DATA FOR THE TASK:

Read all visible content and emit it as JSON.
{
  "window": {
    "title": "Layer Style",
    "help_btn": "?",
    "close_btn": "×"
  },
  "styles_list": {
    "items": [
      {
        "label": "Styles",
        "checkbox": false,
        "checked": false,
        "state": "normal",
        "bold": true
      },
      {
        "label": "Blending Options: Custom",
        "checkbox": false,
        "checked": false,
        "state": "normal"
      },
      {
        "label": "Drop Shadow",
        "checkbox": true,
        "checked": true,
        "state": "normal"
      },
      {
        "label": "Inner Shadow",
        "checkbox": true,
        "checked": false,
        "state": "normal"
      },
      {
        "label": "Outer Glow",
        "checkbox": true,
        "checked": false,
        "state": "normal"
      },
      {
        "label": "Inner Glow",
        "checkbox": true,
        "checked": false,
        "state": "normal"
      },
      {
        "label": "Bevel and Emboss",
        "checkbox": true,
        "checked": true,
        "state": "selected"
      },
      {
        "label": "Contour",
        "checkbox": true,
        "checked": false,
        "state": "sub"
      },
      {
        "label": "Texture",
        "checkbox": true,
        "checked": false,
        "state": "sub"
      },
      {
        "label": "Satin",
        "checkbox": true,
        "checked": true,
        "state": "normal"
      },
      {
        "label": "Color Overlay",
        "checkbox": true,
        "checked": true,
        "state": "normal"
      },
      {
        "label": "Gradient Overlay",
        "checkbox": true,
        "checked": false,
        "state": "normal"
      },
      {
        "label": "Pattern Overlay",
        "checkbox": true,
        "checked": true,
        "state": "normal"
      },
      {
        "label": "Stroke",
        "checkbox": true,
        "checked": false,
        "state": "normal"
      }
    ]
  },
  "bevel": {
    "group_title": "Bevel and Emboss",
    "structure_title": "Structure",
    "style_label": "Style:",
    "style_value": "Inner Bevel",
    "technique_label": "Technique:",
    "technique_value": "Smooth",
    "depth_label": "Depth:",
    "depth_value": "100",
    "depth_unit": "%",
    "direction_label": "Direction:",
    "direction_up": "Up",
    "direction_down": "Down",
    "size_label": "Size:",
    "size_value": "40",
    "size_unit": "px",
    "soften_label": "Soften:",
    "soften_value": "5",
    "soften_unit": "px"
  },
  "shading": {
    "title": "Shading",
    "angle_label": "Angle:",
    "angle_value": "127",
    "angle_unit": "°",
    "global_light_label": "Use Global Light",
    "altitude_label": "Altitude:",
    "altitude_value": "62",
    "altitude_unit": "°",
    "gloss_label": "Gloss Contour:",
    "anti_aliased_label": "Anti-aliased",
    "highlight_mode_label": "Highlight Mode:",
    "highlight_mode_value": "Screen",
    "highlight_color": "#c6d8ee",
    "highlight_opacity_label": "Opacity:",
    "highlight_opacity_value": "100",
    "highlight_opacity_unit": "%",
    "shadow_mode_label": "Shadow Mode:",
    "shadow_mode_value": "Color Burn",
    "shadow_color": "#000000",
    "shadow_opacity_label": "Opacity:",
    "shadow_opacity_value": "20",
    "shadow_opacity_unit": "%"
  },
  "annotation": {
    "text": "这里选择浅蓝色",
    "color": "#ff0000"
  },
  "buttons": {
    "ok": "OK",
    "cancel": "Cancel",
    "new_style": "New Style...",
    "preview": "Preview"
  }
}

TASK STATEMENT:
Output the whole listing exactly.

RESPONSE:
Read all visible content and emit it as JSON.
{
  "window": {
    "title": "Layer Style",
    "help_btn": "?",
    "close_btn": "×"
  },
  "styles_list": {
    "items": [
      {
        "label": "Styles",
        "checkbox": false,
        "checked": false,
        "state": "normal",
        "bold": true
      },
      {
        "label": "Blending Options: Custom",
        "checkbox": false,
        "checked": false,
        "state": "normal"
      },
      {
        "label": "Drop Shadow",
        "checkbox": true,
        "checked": true,
        "state": "normal"
      },
      {
        "label": "Inner Shadow",
        "checkbox": true,
        "checked": false,
        "state": "normal"
      },
      {
        "label": "Outer Glow",
        "checkbox": true,
        "checked": false,
        "state": "normal"
      },
      {
        "label": "Inner Glow",
        "checkbox": true,
        "checked": false,
        "state": "normal"
      },
      {
        "label": "Bevel and Emboss",
        "checkbox": true,
        "checked": true,
        "state": "selected"
      },
      {
        "label": "Contour",
        "checkbox": true,
        "checked": false,
        "state": "sub"
      },
      {
        "label": "Texture",
        "checkbox": true,
        "checked": false,
        "state": "sub"
      },
      {
        "label": "Satin",
        "checkbox": true,
        "checked": true,
        "state": "normal"
      },
      {
        "label": "Color Overlay",
        "checkbox": true,
        "checked": true,
        "state": "normal"
      },
      {
        "label": "Gradient Overlay",
        "checkbox": true,
        "checked": false,
        "state": "normal"
      },
      {
        "label": "Pattern Overlay",
        "checkbox": true,
        "checked": true,
        "state": "normal"
      },
      {
        "label": "Stroke",
        "checkbox": true,
        "checked": false,
        "state": "normal"
      }
    ]
  },
  "bevel": {
    "group_title": "Bevel and Emboss",
    "structure_title": "Structure",
    "style_label": "Style:",
    "style_value": "Inner Bevel",
    "technique_label": "Technique:",
    "technique_value": "Smooth",
    "depth_label": "Depth:",
    "depth_value": "100",
    "depth_unit": "%",
    "direction_label": "Direction:",
    "direction_up": "Up",
    "direction_down": "Down",
    "size_label": "Size:",
    "size_value": "40",
    "size_unit": "px",
    "soften_label": "Soften:",
    "soften_value": "5",
    "soften_unit": "px"
  },
  "shading": {
    "title": "Shading",
    "angle_label": "Angle:",
    "angle_value": "127",
    "angle_unit": "°",
    "global_light_label": "Use Global Light",
    "altitude_label": "Altitude:",
    "altitude_value": "62",
    "altitude_unit": "°",
    "gloss_label": "Gloss Contour:",
    "anti_aliased_label": "Anti-aliased",
    "highlight_mode_label": "Highlight Mode:",
    "highlight_mode_value": "Screen",
    "highlight_color": "#c6d8ee",
    "highlight_opacity_label": "Opacity:",
    "highlight_opacity_value": "100",
    "highlight_opacity_unit": "%",
    "shadow_mode_label": "Shadow Mode:",
    "shadow_mode_value": "Color Burn",
    "shadow_color": "#000000",
    "shadow_opacity_label": "Opacity:",
    "shadow_opacity_value": "20",
    "shadow_opacity_unit": "%"
  },
  "annotation": {
    "text": "这里选择浅蓝色",
    "color": "#ff0000"
  },
  "buttons": {
    "ok": "OK",
    "cancel": "Cancel",
    "new_style": "New Style...",
    "preview": "Preview"
  }
}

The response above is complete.